Another impactful trend shaping the healthcare industry is the growing prominence of artificial intelligence (AI) research and applications. Healthcare AI startups have seen a steady increase in the number of deals and equity funding in the past year, hitting a historic high last quarter. This makes healthcare the largest industry for AI deal activity.
Innovations in robotic process automation, manual task automation and deep learning are all opening the door for strong applications in the healthcare industry. Google’s DeepMind is planning clinical trials in 2019 for a product that will use AI to diagnose eye diseases. Apple is also investing in its ResearchKit and CareKit software frameworks that will use machine learning to provide medical researchers with more robust and meaningful data. BeyondVerbal is another AI engine that is studying voice patterns to diagnose chronic diseases over the phone.

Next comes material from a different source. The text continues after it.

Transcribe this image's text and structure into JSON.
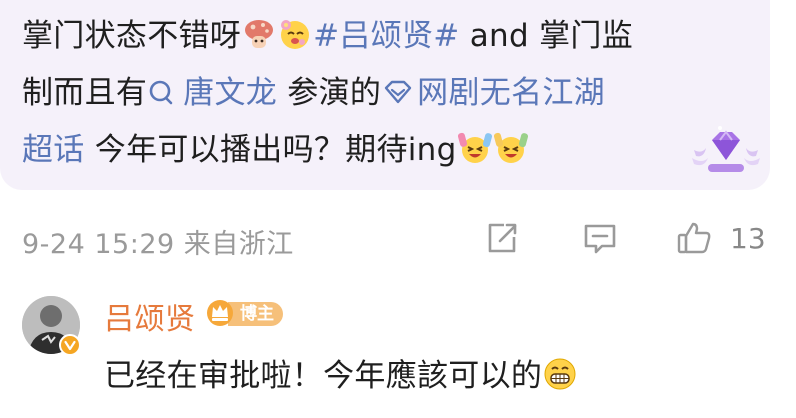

There are hundreds of other promising new healthcare AI projects currently being launched and there will undoubtedly be hundreds more in 2019. Pharma companies in particular are jumping on this trend by investing earlier in artificial intelligence technology than usual. Expect there to be several major acquisitions of AI and machine-learning startups that significantly reshape the industry.
While these are some of the trends identified as being important in 2019, they really only scratch the surface. Healthcare professionals and investors will have to keep a close eye on these and other trends as they develop throughout the coming year and beyond. As the industry adjusts to improve patient care, investors must understand how to adjust their strategies to follow.